Task to complete » In the records, each line holding "active" must be reported.

Supplied material »
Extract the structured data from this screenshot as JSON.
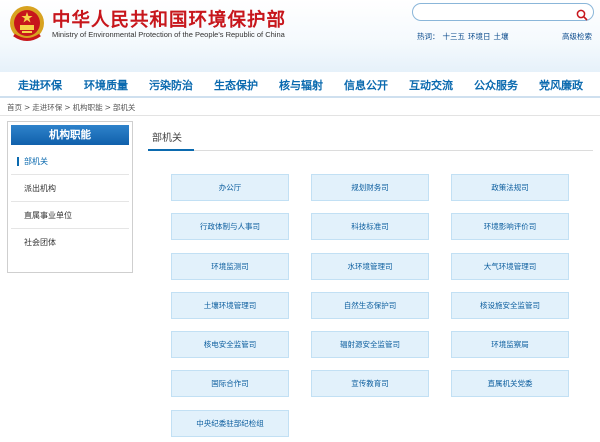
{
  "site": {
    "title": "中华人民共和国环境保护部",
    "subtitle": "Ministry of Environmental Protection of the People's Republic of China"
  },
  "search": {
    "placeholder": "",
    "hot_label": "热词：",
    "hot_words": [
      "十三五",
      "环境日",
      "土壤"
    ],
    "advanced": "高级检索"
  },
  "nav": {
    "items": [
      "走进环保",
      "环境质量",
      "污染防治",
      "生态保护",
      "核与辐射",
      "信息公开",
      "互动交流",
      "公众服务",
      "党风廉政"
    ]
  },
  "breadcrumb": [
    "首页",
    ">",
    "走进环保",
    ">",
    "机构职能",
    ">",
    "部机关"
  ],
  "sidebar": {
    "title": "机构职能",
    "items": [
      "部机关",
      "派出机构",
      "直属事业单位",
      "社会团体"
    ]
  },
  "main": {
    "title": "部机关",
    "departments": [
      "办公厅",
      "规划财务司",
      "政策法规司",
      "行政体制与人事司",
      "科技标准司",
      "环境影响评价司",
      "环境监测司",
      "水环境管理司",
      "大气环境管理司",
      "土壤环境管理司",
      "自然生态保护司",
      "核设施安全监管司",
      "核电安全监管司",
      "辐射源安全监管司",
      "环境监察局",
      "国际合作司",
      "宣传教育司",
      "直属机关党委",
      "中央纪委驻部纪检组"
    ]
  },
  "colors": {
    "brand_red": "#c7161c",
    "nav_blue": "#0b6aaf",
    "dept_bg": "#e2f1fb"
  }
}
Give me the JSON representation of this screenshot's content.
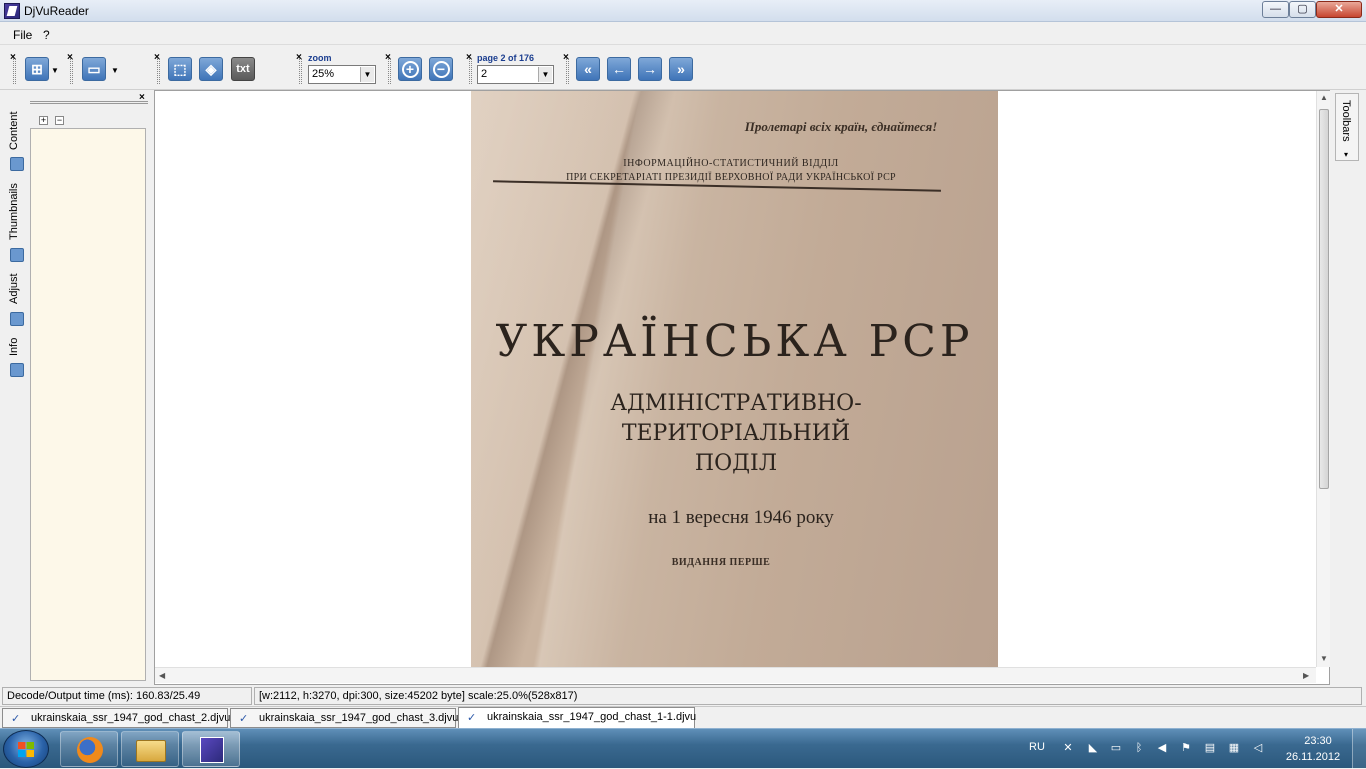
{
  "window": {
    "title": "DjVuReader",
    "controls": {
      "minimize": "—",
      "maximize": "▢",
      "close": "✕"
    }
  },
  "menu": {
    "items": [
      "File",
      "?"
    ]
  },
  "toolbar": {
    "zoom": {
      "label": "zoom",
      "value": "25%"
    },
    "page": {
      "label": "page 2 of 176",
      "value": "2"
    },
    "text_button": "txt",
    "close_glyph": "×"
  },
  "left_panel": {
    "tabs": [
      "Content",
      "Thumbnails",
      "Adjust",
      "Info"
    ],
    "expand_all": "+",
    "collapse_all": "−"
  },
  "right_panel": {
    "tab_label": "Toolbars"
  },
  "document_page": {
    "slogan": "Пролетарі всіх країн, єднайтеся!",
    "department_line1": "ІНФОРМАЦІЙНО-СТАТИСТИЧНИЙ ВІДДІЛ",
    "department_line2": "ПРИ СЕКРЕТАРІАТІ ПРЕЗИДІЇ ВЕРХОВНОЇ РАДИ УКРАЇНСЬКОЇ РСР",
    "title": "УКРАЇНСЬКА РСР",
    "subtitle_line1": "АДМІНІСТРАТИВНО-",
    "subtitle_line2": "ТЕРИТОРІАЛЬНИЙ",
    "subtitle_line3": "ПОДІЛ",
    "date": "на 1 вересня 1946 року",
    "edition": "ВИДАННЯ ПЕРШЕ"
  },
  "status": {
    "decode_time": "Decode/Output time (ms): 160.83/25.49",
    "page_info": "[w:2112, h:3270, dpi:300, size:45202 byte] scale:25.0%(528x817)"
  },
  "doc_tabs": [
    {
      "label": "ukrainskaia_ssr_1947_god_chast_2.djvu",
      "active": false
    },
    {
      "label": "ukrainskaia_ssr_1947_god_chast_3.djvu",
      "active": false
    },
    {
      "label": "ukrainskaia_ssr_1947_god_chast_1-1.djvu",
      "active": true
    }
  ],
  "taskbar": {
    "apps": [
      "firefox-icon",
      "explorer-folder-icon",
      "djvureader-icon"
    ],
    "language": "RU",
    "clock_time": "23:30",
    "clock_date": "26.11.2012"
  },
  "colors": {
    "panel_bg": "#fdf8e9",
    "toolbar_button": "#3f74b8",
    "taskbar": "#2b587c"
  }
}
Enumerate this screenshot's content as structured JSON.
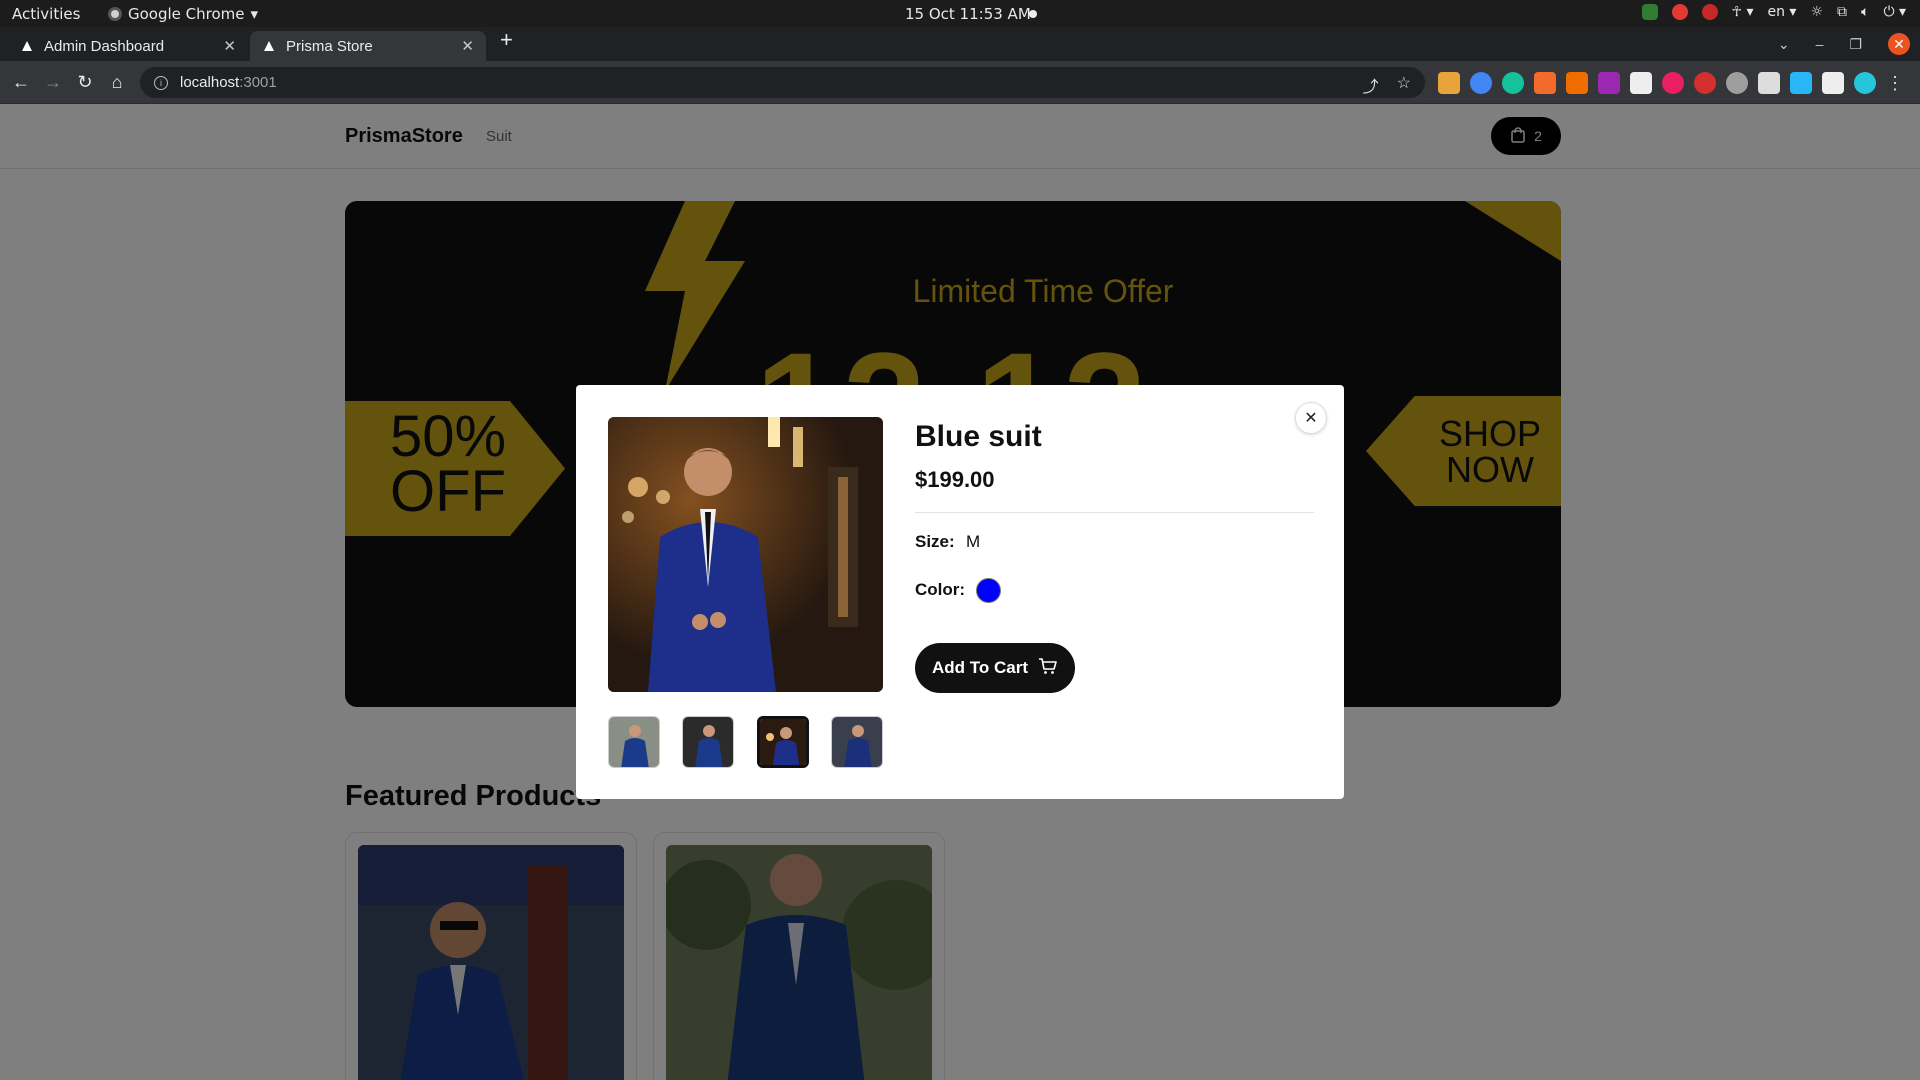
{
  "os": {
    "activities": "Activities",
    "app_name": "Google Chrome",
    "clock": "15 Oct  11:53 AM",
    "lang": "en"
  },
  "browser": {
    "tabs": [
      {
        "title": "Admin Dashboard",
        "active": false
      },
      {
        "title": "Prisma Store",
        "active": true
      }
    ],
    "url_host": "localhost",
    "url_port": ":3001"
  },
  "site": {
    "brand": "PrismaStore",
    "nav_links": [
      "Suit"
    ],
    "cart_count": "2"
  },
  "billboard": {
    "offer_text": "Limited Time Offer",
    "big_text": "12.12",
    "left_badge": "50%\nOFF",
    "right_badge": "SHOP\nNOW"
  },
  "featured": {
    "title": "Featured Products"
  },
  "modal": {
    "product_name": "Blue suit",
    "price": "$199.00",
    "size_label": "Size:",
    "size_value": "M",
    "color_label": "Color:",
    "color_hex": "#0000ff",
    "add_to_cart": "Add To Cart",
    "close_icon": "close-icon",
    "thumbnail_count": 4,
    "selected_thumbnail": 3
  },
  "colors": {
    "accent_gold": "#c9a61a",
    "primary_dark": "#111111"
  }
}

Answer to this exercise »
      "active": false
      "active": false
      "active": true
        "active": false
        "active": true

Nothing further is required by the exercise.